There are fine performances, too, from Arinzé Kene as the boxer, Debbie Kurup as an impecunious widow waiting for her ship to come in – her Went To See The Gypsy is another musical standout – and especially from Sheila Atim as the pregnant Marianne. Atim gives the character an extraordinary, quiet dignity; you can’t take your eyes off her, and her gorgeously understated performance of Tight Connection to My Heart may well be as felicitous a meeting of singer and song as you’ll hear in a theatre this year. Ciaran Hinds is very good indeed in a role that doesn’t stretch him. Rae Smith’s spare, suspended-in-space set, with moody projections of Minnesota landscapes on flown-in flats, is tremendously evocative, and McPherson’s detailed but unshowy direction somehow manages to make a piece that probably shouldn’t work at all make perfect sense.

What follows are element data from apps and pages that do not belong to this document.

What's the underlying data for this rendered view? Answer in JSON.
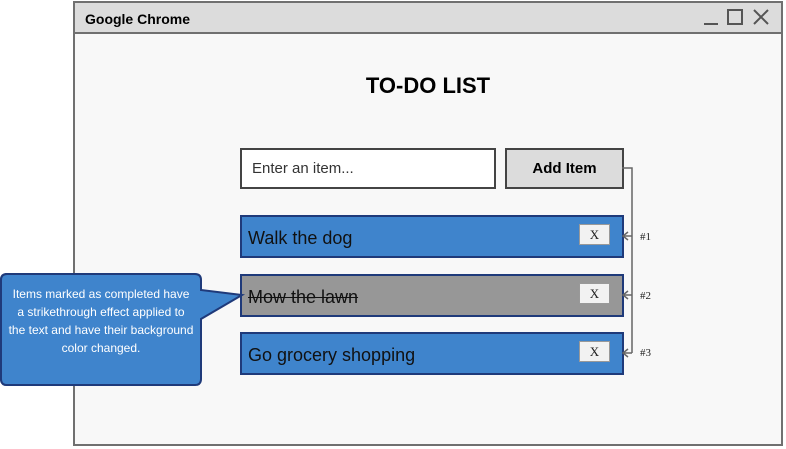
{
  "window": {
    "title": "Google Chrome"
  },
  "page": {
    "title": "TO-DO LIST"
  },
  "input": {
    "placeholder": "Enter an item..."
  },
  "add_button": {
    "label": "Add Item"
  },
  "items": [
    {
      "text": "Walk the dog",
      "delete_label": "X",
      "number": "#1",
      "completed": false
    },
    {
      "text": "Mow the lawn",
      "delete_label": "X",
      "number": "#2",
      "completed": true
    },
    {
      "text": "Go grocery shopping",
      "delete_label": "X",
      "number": "#3",
      "completed": false
    }
  ],
  "callout": {
    "text": "Items marked as completed have a strikethrough effect applied to the text and have their background color changed."
  },
  "colors": {
    "item_active": "#3f84cc",
    "item_completed": "#979797",
    "callout": "#3f84cc",
    "item_border": "#1f3a7a"
  }
}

If you walk into the theatre expecting a performance that works along the lines of a traditional musical, then, you’ll probably be disappointed. The best way to approach Girl from the North Country is probably as a kind of two-act theatrical tone poem. Taken alone, the stories McPherson tells about these characters are too thin to sustain two full acts. Paired with the Dylan songs – and with Hale’s hauntingly lovely musical arrangements – the whole is much, much greater than the sum of the parts. You’ll pick all kinds of holes in the script afterwards, but as an experience this show is – surprisingly – moving, memorable, and genuinely beautiful, none of which are words you’d usually expect to apply to a jukebox musical.

Just keep your fingers crossed for a cast album. Once you’ve heard them once, these are performances you’ll want to keep.